Peterson chose by far the more conventional course, giving us a predominantly lyrical, neo-romantic piece with piano music by Chopin (three of the "Ballades"), with the men in loose fitting, sequined blouses (costumes by Sandra Woodall). For the most part it flows along prettily and nicely, without establishing much flavor or leaving much trace. There are fairly meaty passages for the six principals (among 13 dancers); one of the ballet's most appealing aspects is the chance it affords us to see more of the energy and long clean lines of dancer Jahn Johansen than in the past.
These Chopin pieces, however -- each is like a sonata movement -- don't lend themselves readily to dance transcription, and often the choreography seems rather arbitrarily related to the music. In the coda of all three, moreover, Peterson fell prey to packing too many steps and phrases into the musical envelope, resulting in a sense of congestion. The division of the second, F Major "Ballade" into two choreographic units -- one for three men, the other a love triangle featuring Julie Miles, John Goding and Johansen -- didn't really parse dramatically, and bringing back all the principals from the earlier two movements in the last looked too formulaic. The final tableaux, almost a parody of "Les Sylphides," seemed to come out of left field.
One has to admire Canfield's daring in "A Matter of Change," even though the payoff may have been disappointing, just as one has to applaud his choice of contemporary, offbeat music, even though it wasn't very good music. At least he has the desire and the guts to depart from the beaten track, and one takes this as a positive sign.

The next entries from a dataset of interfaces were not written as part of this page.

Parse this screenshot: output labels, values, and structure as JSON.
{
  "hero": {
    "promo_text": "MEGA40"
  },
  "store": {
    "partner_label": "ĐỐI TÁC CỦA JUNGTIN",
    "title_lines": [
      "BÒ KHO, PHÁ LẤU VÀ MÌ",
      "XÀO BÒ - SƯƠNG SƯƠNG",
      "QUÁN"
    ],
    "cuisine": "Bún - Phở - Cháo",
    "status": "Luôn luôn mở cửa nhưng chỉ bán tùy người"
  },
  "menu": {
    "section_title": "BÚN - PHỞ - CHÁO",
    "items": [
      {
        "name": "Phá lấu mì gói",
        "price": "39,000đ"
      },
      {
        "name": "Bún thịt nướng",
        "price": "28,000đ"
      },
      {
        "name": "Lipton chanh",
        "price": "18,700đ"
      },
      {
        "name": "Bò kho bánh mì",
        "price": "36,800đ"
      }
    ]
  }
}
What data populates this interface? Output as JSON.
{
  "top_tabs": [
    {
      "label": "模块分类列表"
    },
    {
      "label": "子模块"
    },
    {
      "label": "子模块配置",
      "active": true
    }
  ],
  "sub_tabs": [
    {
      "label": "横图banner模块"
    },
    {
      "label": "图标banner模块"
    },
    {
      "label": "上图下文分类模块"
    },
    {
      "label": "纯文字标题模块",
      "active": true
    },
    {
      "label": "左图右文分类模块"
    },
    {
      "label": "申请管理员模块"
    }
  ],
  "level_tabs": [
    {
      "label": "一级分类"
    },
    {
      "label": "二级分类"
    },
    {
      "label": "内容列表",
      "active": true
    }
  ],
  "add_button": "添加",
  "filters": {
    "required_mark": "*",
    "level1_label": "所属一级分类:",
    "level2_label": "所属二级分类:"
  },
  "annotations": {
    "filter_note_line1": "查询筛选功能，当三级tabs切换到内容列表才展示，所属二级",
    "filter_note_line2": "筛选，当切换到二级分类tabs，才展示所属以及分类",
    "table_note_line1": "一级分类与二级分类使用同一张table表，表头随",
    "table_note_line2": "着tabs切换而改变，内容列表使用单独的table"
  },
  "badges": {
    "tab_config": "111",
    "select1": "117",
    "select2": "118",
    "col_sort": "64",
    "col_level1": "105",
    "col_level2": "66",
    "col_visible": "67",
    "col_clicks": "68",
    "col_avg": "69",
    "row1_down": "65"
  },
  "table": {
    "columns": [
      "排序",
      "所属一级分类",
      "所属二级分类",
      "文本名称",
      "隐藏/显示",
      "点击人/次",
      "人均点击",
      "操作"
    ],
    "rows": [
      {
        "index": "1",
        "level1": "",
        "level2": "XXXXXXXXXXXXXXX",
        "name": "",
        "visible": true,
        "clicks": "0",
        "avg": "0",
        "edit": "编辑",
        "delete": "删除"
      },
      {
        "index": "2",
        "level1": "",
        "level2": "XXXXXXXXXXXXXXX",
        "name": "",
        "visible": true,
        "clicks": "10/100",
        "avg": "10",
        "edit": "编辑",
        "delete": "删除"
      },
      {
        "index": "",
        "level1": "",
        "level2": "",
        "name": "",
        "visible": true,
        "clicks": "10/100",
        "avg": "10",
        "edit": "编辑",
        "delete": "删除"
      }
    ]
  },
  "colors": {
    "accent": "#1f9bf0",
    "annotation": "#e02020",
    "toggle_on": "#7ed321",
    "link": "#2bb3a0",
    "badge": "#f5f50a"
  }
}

But despite these admirable aspects and a striking opening, the ballet itself falters, and leaves its dramatic hints almost entirely unconsummated. It begins with a silhouetted stage picture involving motionless dancers, a series of ladders, one tipped on end, three upright, and a trio of chairs. Three men are costumed (by David Heuvel) in gaudy tuxedos, and three women in lavish finery, contrasting with a couple -- Goding and Elizabeth Guerin -- in gauzy dance garb. The three men sit in the chairs, strike poses, amble slowly across the stage, and intermittently ascend or descend the ladders. Goding and Guerin have a protracted amorous duet. At one point, for reasons that remain obscure, the stage is set to flickering in strobe light. At the end, Goding dances with a new partner -- Kelli Martin -- while Guerin sits on a ladder. That's one change. The only other perceptible reference to the title was a changing of costume, behind the ladders, by some of the dancers.
What's it all about? You got me. Matters aren't improved either by the thin choreographic content or the spacey, tinkly, mushy score by composer Ray Lynch. The music was taken from his "Deep Breakfast" album, but it never gets beyond orange juice -- it's the sort of vacuous "atmosphere" music you might expect to hear in an airport lounge.
This isn't the place to recount the splendors of "In the Glow of the Night" in detail, but in the context, its originality, structural mastery and emotional intensity seemed all the more telling. As in the past, Julie Miles and Janet Shibata were outstanding in the work's outer movements, but high praise must go as well to the other principals -- Daniel Chait, Johansen, Guerin, Michael Bjerknes and Goding -- and to the whole ensemble.